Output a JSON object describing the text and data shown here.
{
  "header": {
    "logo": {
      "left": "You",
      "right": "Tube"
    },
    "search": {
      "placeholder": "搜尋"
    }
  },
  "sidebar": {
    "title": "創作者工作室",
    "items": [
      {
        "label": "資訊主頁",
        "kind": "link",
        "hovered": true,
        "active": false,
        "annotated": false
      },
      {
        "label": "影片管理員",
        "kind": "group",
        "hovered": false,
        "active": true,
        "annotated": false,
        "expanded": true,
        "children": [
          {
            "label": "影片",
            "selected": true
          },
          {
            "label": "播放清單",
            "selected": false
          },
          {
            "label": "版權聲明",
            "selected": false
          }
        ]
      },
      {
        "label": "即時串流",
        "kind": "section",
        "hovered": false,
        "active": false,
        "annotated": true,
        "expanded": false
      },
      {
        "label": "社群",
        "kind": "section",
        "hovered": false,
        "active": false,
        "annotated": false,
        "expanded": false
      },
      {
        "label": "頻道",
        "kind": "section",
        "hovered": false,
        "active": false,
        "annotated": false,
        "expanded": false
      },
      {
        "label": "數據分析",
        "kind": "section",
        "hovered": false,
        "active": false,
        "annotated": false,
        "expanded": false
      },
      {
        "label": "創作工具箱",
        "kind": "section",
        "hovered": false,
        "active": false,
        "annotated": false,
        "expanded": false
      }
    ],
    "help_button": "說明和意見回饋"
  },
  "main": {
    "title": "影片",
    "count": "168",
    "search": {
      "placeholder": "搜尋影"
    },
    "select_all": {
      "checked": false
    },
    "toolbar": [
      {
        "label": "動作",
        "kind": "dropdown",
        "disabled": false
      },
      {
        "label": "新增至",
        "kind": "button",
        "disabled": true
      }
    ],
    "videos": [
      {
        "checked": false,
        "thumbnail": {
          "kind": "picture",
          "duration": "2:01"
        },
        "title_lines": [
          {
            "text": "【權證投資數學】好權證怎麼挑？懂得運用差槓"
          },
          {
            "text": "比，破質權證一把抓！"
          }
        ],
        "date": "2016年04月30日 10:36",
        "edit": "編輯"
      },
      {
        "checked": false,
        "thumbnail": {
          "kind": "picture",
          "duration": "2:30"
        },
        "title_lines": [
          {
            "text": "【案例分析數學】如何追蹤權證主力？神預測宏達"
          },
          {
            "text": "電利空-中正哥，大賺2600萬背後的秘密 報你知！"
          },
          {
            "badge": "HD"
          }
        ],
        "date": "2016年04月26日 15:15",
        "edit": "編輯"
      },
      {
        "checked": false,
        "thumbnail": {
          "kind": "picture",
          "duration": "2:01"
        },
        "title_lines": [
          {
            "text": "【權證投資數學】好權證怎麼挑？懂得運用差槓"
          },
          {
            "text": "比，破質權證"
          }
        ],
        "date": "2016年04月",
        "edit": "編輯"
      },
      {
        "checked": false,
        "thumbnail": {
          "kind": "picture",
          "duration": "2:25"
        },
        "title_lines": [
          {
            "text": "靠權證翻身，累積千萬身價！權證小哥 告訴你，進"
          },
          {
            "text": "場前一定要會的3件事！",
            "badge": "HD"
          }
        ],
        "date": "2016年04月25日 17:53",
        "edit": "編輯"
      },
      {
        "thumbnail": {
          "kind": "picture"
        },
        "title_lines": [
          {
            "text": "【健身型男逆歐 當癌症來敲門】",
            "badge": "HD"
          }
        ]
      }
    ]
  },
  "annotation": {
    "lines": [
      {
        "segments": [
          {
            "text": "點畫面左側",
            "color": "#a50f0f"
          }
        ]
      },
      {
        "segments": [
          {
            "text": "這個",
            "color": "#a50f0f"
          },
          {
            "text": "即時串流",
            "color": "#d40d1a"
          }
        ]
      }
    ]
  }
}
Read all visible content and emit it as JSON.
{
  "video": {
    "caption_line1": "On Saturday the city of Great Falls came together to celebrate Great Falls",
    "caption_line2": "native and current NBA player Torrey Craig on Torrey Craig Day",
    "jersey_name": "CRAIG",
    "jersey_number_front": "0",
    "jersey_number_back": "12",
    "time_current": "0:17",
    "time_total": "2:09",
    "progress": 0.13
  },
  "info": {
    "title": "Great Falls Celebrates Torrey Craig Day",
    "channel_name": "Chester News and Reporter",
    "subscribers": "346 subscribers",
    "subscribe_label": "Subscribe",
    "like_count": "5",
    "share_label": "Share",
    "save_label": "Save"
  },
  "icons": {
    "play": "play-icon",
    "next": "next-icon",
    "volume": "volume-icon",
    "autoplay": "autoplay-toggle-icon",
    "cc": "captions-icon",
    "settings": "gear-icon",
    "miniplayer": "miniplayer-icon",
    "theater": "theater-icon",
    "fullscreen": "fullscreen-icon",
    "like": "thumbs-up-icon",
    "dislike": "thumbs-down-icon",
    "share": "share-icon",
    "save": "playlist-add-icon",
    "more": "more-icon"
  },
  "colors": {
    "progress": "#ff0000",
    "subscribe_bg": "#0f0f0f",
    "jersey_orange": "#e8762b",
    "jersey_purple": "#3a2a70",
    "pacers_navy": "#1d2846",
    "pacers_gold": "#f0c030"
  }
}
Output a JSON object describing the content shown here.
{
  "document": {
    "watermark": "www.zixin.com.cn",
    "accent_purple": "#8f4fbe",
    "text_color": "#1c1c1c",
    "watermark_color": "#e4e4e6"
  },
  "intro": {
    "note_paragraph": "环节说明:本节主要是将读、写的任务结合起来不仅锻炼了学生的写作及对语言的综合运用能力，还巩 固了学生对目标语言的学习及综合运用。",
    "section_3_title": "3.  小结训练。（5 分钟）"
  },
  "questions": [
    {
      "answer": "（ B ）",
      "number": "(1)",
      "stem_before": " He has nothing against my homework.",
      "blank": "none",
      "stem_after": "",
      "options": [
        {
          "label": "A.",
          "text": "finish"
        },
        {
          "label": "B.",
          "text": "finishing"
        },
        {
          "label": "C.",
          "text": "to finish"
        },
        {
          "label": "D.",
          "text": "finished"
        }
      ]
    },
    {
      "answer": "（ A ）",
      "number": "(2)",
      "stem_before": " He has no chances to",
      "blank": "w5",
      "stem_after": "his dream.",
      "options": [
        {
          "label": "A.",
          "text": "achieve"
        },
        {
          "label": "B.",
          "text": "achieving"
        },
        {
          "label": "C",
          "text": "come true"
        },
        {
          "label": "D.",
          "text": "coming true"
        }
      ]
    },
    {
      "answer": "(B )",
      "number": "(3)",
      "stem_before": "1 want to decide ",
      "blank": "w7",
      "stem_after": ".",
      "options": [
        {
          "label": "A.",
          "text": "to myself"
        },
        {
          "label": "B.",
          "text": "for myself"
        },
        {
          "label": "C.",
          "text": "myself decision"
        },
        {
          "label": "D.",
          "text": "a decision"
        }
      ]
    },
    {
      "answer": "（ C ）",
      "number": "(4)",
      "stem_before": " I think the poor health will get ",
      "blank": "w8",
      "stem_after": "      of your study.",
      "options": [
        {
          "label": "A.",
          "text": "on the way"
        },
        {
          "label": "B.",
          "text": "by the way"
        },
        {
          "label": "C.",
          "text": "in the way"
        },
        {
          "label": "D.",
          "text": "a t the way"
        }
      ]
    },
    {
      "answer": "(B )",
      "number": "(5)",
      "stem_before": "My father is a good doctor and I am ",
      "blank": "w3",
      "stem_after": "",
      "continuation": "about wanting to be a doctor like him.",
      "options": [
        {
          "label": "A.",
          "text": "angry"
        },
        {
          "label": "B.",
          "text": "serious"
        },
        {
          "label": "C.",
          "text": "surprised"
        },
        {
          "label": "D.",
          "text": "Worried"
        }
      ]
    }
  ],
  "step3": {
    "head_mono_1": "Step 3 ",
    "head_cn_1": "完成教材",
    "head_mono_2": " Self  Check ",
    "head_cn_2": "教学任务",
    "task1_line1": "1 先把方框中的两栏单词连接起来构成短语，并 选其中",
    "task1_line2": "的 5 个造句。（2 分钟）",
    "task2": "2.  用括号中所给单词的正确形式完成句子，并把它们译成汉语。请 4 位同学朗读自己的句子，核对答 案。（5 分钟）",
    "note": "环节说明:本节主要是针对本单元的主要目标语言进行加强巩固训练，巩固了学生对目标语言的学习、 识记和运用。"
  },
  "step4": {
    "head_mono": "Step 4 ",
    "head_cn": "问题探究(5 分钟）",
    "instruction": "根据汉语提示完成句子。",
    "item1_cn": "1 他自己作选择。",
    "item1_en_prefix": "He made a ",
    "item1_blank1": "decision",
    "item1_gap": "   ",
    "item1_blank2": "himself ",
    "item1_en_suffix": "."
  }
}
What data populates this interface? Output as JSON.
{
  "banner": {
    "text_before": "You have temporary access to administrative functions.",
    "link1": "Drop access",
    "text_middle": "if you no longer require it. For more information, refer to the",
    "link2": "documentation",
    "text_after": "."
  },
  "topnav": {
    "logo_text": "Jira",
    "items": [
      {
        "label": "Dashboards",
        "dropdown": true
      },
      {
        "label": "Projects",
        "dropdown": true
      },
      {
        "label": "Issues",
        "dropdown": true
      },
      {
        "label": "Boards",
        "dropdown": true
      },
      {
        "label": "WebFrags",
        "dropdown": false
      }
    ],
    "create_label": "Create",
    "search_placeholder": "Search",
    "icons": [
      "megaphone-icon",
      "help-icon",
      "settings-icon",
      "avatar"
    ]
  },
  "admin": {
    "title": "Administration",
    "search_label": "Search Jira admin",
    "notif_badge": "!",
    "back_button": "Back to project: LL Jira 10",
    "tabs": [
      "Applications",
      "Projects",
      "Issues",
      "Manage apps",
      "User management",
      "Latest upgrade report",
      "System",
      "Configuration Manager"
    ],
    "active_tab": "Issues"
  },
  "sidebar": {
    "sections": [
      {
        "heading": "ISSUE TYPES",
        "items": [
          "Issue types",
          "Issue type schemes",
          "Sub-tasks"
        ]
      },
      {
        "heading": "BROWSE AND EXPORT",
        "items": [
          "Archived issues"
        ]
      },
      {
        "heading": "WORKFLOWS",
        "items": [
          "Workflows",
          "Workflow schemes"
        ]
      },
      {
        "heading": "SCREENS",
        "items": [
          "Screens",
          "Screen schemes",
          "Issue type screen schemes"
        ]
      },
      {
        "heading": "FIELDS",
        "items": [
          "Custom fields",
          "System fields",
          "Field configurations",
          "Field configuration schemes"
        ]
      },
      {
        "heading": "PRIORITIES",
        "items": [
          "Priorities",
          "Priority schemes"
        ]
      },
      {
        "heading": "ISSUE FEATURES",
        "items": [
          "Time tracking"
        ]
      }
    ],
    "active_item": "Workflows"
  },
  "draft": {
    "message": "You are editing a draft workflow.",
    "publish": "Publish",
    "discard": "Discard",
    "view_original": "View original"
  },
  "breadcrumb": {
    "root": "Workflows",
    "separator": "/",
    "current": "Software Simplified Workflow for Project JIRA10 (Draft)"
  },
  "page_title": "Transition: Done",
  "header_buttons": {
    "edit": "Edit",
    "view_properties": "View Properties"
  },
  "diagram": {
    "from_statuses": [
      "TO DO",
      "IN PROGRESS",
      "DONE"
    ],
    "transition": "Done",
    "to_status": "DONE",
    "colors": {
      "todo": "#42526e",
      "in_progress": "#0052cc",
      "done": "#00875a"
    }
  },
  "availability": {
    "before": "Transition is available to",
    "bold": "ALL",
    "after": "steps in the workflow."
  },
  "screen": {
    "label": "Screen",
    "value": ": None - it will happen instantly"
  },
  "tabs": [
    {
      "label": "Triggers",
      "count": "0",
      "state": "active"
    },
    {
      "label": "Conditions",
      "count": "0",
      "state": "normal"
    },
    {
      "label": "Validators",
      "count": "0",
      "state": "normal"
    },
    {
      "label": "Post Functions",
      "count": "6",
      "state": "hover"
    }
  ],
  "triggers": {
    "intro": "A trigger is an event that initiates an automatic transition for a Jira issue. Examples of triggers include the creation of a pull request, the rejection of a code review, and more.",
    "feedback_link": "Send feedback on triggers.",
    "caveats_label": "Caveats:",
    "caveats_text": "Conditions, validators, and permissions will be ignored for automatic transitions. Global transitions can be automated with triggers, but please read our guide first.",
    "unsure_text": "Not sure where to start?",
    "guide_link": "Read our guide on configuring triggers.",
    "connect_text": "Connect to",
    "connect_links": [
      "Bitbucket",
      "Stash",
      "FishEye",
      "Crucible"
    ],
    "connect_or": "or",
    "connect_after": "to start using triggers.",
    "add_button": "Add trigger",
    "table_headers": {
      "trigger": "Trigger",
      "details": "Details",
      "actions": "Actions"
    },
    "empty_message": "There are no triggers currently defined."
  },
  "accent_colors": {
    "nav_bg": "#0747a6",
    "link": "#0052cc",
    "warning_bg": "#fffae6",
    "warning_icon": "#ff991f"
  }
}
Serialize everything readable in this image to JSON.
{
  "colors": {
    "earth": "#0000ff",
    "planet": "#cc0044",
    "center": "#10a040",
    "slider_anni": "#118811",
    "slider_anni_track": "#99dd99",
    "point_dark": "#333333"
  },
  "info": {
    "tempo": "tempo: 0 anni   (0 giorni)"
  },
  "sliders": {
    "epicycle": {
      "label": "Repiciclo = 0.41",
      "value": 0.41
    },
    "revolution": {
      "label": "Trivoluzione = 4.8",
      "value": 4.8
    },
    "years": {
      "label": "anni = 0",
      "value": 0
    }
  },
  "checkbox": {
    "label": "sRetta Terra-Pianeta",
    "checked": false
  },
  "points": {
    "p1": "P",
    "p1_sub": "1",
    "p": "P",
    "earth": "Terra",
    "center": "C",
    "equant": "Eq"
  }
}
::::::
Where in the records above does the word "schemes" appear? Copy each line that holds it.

● **RESULT OF THE EXERCISE**:
          "Issue type schemes",
          "Workflow schemes"
          "Screen schemes",
          "Issue type screen schemes"
          "Field configuration schemes"
          "Priority schemes"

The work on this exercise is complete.